__Task description__:
What is needed is an exact copy of every entry below, with the pictures left out.

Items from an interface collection

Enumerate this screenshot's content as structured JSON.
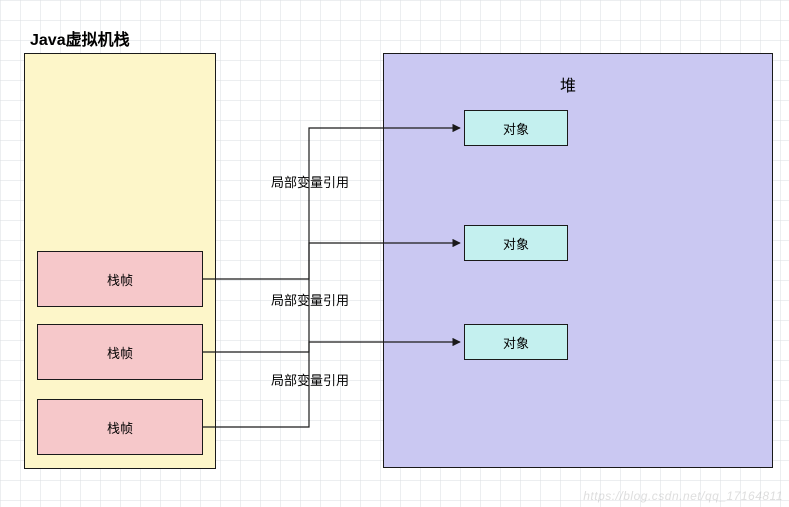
{
  "titles": {
    "stack": "Java虚拟机栈",
    "heap": "堆"
  },
  "stack": {
    "frames": [
      "栈帧",
      "栈帧",
      "栈帧"
    ]
  },
  "heap": {
    "objects": [
      "对象",
      "对象",
      "对象"
    ]
  },
  "edges": {
    "label": "局部变量引用"
  },
  "colors": {
    "stack_bg": "#fdf6c9",
    "frame_bg": "#f6c8ca",
    "heap_bg": "#cac8f2",
    "obj_bg": "#c4f0ef",
    "stroke": "#1a1a1a"
  },
  "watermark": "https://blog.csdn.net/qq_17164811"
}
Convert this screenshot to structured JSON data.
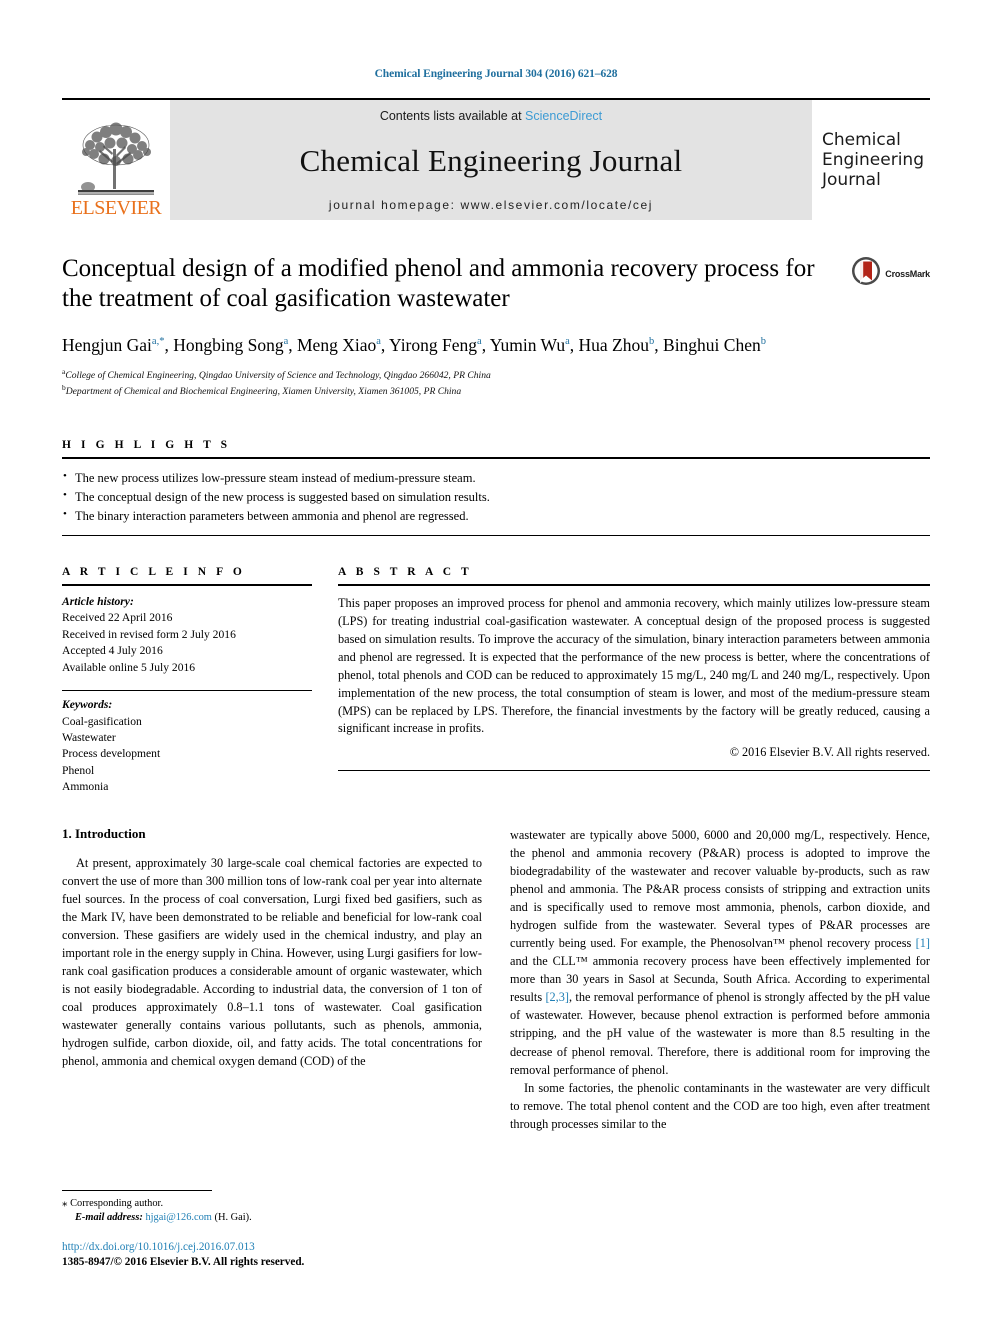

__Answer to this problem__:
Enumerate this screenshot's content as structured JSON.
{
  "titles": {
    "stack": "Java虚拟机栈",
    "heap": "堆"
  },
  "stack": {
    "frames": [
      "栈帧",
      "栈帧",
      "栈帧"
    ]
  },
  "heap": {
    "objects": [
      "对象",
      "对象",
      "对象"
    ]
  },
  "edges": {
    "label": "局部变量引用"
  },
  "colors": {
    "stack_bg": "#fdf6c9",
    "frame_bg": "#f6c8ca",
    "heap_bg": "#cac8f2",
    "obj_bg": "#c4f0ef",
    "stroke": "#1a1a1a"
  },
  "watermark": "https://blog.csdn.net/qq_17164811"
}
Convert this screenshot to structured JSON data.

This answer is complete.